(Page and application data records)
* * * * *

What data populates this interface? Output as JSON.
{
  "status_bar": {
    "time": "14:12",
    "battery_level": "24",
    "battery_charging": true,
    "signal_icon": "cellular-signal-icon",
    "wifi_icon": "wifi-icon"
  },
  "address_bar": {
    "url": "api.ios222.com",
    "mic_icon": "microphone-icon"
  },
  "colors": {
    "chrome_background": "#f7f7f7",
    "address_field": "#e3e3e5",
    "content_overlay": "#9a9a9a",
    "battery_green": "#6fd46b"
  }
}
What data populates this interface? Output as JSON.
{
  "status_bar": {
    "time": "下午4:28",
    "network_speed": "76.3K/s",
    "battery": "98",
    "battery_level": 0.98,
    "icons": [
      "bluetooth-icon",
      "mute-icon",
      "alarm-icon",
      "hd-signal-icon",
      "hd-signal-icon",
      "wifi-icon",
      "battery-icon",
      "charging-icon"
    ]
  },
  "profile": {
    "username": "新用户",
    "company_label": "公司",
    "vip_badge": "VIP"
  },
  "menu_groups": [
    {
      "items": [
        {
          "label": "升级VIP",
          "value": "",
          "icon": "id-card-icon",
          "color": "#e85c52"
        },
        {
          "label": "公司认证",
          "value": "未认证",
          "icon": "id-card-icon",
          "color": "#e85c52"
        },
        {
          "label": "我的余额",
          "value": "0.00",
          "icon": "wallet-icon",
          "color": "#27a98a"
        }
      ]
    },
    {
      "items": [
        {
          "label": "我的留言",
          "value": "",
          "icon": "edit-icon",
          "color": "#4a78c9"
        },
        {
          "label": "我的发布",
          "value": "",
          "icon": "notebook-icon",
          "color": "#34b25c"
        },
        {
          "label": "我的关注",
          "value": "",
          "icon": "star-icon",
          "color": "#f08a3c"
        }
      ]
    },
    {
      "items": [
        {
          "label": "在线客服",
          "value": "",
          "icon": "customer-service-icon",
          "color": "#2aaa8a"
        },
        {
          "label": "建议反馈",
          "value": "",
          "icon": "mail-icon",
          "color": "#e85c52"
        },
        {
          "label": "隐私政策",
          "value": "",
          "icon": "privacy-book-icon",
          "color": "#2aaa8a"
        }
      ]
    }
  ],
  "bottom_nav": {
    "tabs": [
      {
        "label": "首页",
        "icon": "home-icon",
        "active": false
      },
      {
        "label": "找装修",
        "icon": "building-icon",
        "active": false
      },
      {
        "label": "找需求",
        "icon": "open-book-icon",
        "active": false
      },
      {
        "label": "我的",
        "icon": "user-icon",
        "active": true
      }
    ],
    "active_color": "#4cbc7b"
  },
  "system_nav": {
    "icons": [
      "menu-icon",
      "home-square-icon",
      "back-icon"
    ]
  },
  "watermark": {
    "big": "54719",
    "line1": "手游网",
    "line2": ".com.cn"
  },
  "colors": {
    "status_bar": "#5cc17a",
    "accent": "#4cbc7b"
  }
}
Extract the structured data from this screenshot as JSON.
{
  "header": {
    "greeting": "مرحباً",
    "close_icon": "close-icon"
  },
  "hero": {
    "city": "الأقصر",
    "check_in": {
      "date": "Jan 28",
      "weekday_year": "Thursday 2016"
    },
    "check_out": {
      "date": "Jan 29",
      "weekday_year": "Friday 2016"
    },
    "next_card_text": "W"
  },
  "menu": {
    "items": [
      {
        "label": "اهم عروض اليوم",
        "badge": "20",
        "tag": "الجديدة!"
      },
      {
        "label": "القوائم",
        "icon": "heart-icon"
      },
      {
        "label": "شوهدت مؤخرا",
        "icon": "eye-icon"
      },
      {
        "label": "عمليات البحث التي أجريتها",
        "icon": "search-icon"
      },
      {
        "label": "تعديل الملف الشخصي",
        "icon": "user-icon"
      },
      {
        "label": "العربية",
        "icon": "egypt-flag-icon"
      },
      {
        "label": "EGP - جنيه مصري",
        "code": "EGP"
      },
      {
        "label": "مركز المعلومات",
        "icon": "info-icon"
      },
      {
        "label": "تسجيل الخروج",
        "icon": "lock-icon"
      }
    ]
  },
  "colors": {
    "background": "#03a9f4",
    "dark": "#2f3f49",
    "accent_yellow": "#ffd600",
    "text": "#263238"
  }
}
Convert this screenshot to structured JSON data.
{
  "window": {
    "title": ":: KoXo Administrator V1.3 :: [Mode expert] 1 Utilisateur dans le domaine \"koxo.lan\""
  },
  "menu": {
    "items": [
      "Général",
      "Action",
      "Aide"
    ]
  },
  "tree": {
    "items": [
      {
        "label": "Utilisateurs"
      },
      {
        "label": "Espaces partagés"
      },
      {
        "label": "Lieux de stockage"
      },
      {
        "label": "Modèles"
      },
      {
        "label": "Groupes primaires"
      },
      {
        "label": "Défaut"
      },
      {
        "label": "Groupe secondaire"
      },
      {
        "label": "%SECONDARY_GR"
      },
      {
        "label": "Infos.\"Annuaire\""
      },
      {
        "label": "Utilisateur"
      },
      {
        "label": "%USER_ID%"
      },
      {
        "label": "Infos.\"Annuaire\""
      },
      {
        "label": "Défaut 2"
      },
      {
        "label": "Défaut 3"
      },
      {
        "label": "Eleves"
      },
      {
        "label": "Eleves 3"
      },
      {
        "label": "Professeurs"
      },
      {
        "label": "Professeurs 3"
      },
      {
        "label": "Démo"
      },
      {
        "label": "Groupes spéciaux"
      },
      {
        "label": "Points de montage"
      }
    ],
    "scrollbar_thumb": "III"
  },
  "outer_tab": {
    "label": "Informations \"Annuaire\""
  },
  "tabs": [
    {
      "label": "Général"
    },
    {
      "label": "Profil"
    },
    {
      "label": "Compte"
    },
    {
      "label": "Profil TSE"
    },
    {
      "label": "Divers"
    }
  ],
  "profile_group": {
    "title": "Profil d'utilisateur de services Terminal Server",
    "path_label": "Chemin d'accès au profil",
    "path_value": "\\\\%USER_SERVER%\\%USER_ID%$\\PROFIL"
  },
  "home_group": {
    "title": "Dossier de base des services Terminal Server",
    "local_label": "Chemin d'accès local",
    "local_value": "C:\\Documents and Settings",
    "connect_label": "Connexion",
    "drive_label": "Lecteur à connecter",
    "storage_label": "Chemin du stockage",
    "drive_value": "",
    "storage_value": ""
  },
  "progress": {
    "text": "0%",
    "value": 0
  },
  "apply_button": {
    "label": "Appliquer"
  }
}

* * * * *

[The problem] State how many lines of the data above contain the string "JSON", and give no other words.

[Reply to the task] 4